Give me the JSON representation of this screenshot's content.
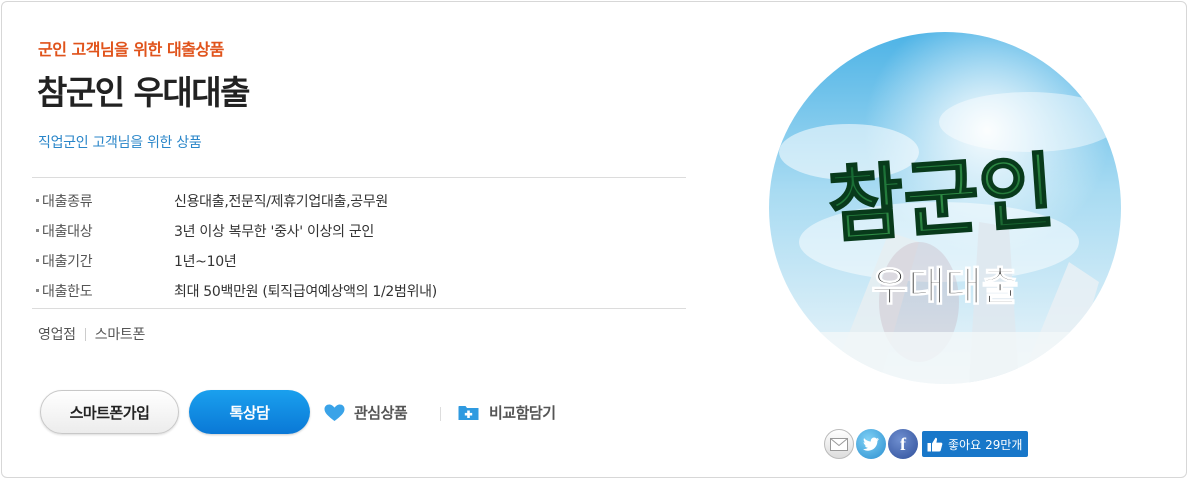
{
  "product": {
    "eyebrow": "군인 고객님을 위한 대출상품",
    "title": "참군인 우대대출",
    "subtitle": "직업군인 고객님을 위한 상품"
  },
  "info_rows": [
    {
      "label": "대출종류",
      "value": "신용대출,전문직/제휴기업대출,공무원"
    },
    {
      "label": "대출대상",
      "value": "3년 이상 복무한 '중사' 이상의 군인"
    },
    {
      "label": "대출기간",
      "value": "1년~10년"
    },
    {
      "label": "대출한도",
      "value": "최대 50백만원 (퇴직급여예상액의 1/2범위내)"
    }
  ],
  "channels": [
    "영업점",
    "스마트폰"
  ],
  "actions": {
    "smartphone_join": "스마트폰가입",
    "talk_consult": "톡상담",
    "favorite": "관심상품",
    "compare": "비교함담기"
  },
  "hero": {
    "line1": "참군인",
    "line2": "우대대출"
  },
  "share": {
    "like_label": "좋아요",
    "like_count": "29만개"
  },
  "colors": {
    "eyebrow": "#e0531b",
    "subtitle": "#2a86c9",
    "talk_button": "#0a78d6",
    "like_button": "#1877c9"
  },
  "icons": {
    "favorite": "heart-icon",
    "compare": "folder-plus-icon",
    "mail": "mail-icon",
    "twitter": "twitter-icon",
    "facebook": "facebook-icon",
    "like": "thumbs-up-icon"
  }
}
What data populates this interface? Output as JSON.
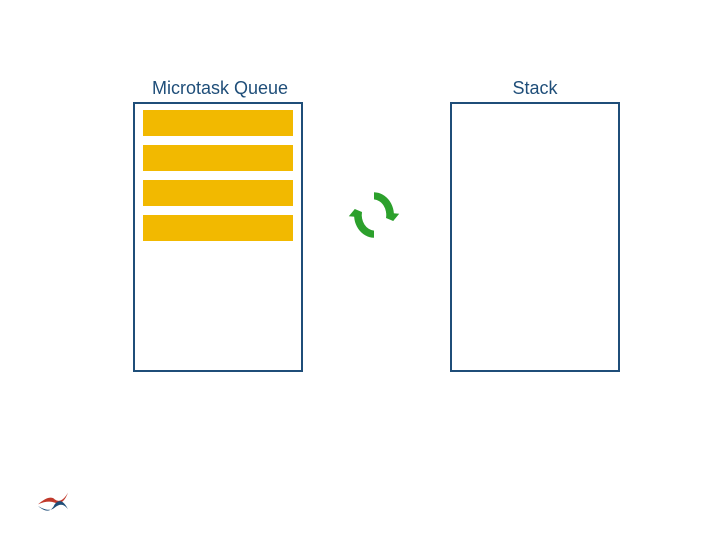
{
  "labels": {
    "microtask_queue": "Microtask Queue",
    "stack": "Stack"
  },
  "queue": {
    "task_count": 4
  },
  "colors": {
    "border": "#1f4e79",
    "task": "#f2b900",
    "cycle": "#2ca02c",
    "logo_red": "#c0392b",
    "logo_blue": "#1f4e79"
  }
}
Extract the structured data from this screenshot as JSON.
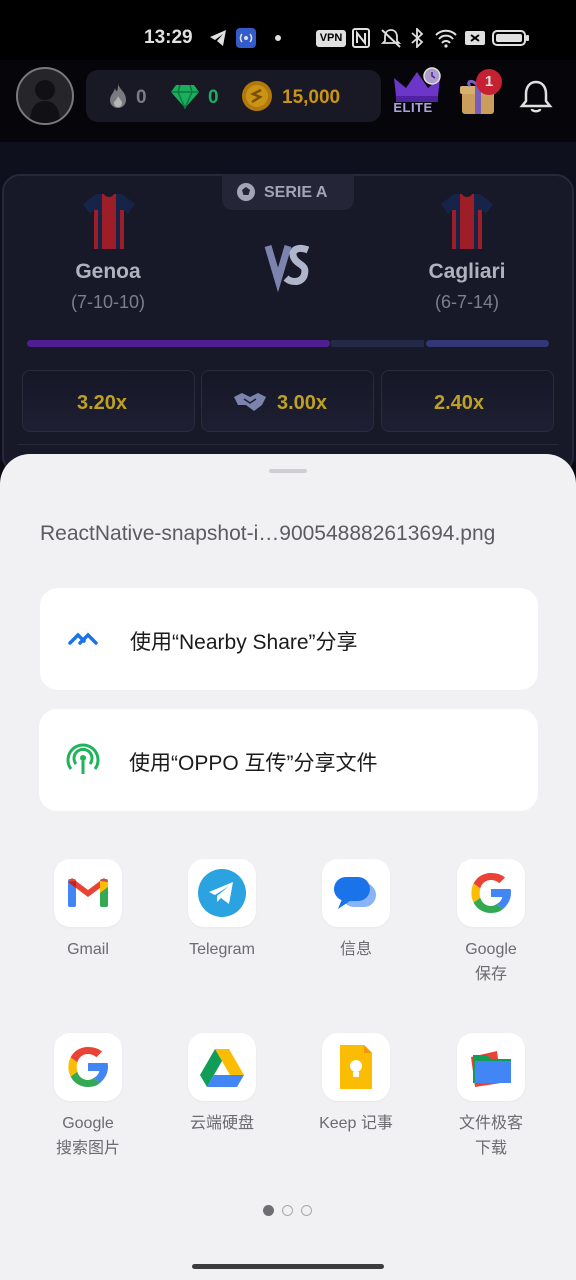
{
  "status_bar": {
    "time": "13:29",
    "vpn": "VPN"
  },
  "header": {
    "fire_count": "0",
    "gem_count": "0",
    "coin_count": "15,000",
    "elite_label": "ELITE",
    "gift_badge": "1",
    "colors": {
      "gem": "#1ec76b",
      "coin": "#e6a817",
      "badge": "#e2263a"
    }
  },
  "match": {
    "league": "SERIE A",
    "home": {
      "name": "Genoa",
      "record": "(7-10-10)"
    },
    "away": {
      "name": "Cagliari",
      "record": "(6-7-14)"
    },
    "probability": {
      "home": 0.58,
      "draw": 0.18,
      "away": 0.24
    },
    "odds": {
      "home": "3.20x",
      "draw": "3.00x",
      "away": "2.40x"
    },
    "colors": {
      "home_bar": "#5a23a8",
      "draw_bar": "#2b2f52",
      "away_bar": "#3a3f86",
      "odds_text": "#d9b82a"
    }
  },
  "share_sheet": {
    "filename": "ReactNative-snapshot-i…900548882613694.png",
    "nearby_share": "使用“Nearby Share”分享",
    "oppo_share": "使用“OPPO 互传”分享文件",
    "apps": [
      {
        "line1": "Gmail",
        "line2": "",
        "icon": "gmail-icon"
      },
      {
        "line1": "Telegram",
        "line2": "",
        "icon": "telegram-icon"
      },
      {
        "line1": "信息",
        "line2": "",
        "icon": "messages-icon"
      },
      {
        "line1": "Google",
        "line2": "保存",
        "icon": "google-icon"
      },
      {
        "line1": "Google",
        "line2": "搜索图片",
        "icon": "google-lens-icon"
      },
      {
        "line1": "云端硬盘",
        "line2": "",
        "icon": "google-drive-icon"
      },
      {
        "line1": "Keep 记事",
        "line2": "",
        "icon": "google-keep-icon"
      },
      {
        "line1": "文件极客",
        "line2": "下载",
        "icon": "files-icon"
      }
    ],
    "page_count": 3,
    "current_page": 1
  }
}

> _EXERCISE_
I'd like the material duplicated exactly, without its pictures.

> _RESPONSE TO THE TASK_
Give me the JSON representation of this screenshot's content.
{
  "product": {
    "eyebrow": "군인 고객님을 위한 대출상품",
    "title": "참군인 우대대출",
    "subtitle": "직업군인 고객님을 위한 상품"
  },
  "info_rows": [
    {
      "label": "대출종류",
      "value": "신용대출,전문직/제휴기업대출,공무원"
    },
    {
      "label": "대출대상",
      "value": "3년 이상 복무한 '중사' 이상의 군인"
    },
    {
      "label": "대출기간",
      "value": "1년~10년"
    },
    {
      "label": "대출한도",
      "value": "최대 50백만원 (퇴직급여예상액의 1/2범위내)"
    }
  ],
  "channels": [
    "영업점",
    "스마트폰"
  ],
  "actions": {
    "smartphone_join": "스마트폰가입",
    "talk_consult": "톡상담",
    "favorite": "관심상품",
    "compare": "비교함담기"
  },
  "hero": {
    "line1": "참군인",
    "line2": "우대대출"
  },
  "share": {
    "like_label": "좋아요",
    "like_count": "29만개"
  },
  "colors": {
    "eyebrow": "#e0531b",
    "subtitle": "#2a86c9",
    "talk_button": "#0a78d6",
    "like_button": "#1877c9"
  },
  "icons": {
    "favorite": "heart-icon",
    "compare": "folder-plus-icon",
    "mail": "mail-icon",
    "twitter": "twitter-icon",
    "facebook": "facebook-icon",
    "like": "thumbs-up-icon"
  }
}
What data populates this interface? Output as JSON.
{
  "labels": {
    "microtask_queue": "Microtask Queue",
    "stack": "Stack"
  },
  "queue": {
    "task_count": 4
  },
  "colors": {
    "border": "#1f4e79",
    "task": "#f2b900",
    "cycle": "#2ca02c",
    "logo_red": "#c0392b",
    "logo_blue": "#1f4e79"
  }
}
Extract the structured data from this screenshot as JSON.
{
  "status_bar": {
    "time": "13:29",
    "vpn": "VPN"
  },
  "header": {
    "fire_count": "0",
    "gem_count": "0",
    "coin_count": "15,000",
    "elite_label": "ELITE",
    "gift_badge": "1",
    "colors": {
      "gem": "#1ec76b",
      "coin": "#e6a817",
      "badge": "#e2263a"
    }
  },
  "match": {
    "league": "SERIE A",
    "home": {
      "name": "Genoa",
      "record": "(7-10-10)"
    },
    "away": {
      "name": "Cagliari",
      "record": "(6-7-14)"
    },
    "probability": {
      "home": 0.58,
      "draw": 0.18,
      "away": 0.24
    },
    "odds": {
      "home": "3.20x",
      "draw": "3.00x",
      "away": "2.40x"
    },
    "colors": {
      "home_bar": "#5a23a8",
      "draw_bar": "#2b2f52",
      "away_bar": "#3a3f86",
      "odds_text": "#d9b82a"
    }
  },
  "share_sheet": {
    "filename": "ReactNative-snapshot-i…900548882613694.png",
    "nearby_share": "使用“Nearby Share”分享",
    "oppo_share": "使用“OPPO 互传”分享文件",
    "apps": [
      {
        "line1": "Gmail",
        "line2": "",
        "icon": "gmail-icon"
      },
      {
        "line1": "Telegram",
        "line2": "",
        "icon": "telegram-icon"
      },
      {
        "line1": "信息",
        "line2": "",
        "icon": "messages-icon"
      },
      {
        "line1": "Google",
        "line2": "保存",
        "icon": "google-icon"
      },
      {
        "line1": "Google",
        "line2": "搜索图片",
        "icon": "google-lens-icon"
      },
      {
        "line1": "云端硬盘",
        "line2": "",
        "icon": "google-drive-icon"
      },
      {
        "line1": "Keep 记事",
        "line2": "",
        "icon": "google-keep-icon"
      },
      {
        "line1": "文件极客",
        "line2": "下载",
        "icon": "files-icon"
      }
    ],
    "page_count": 3,
    "current_page": 1
  }
}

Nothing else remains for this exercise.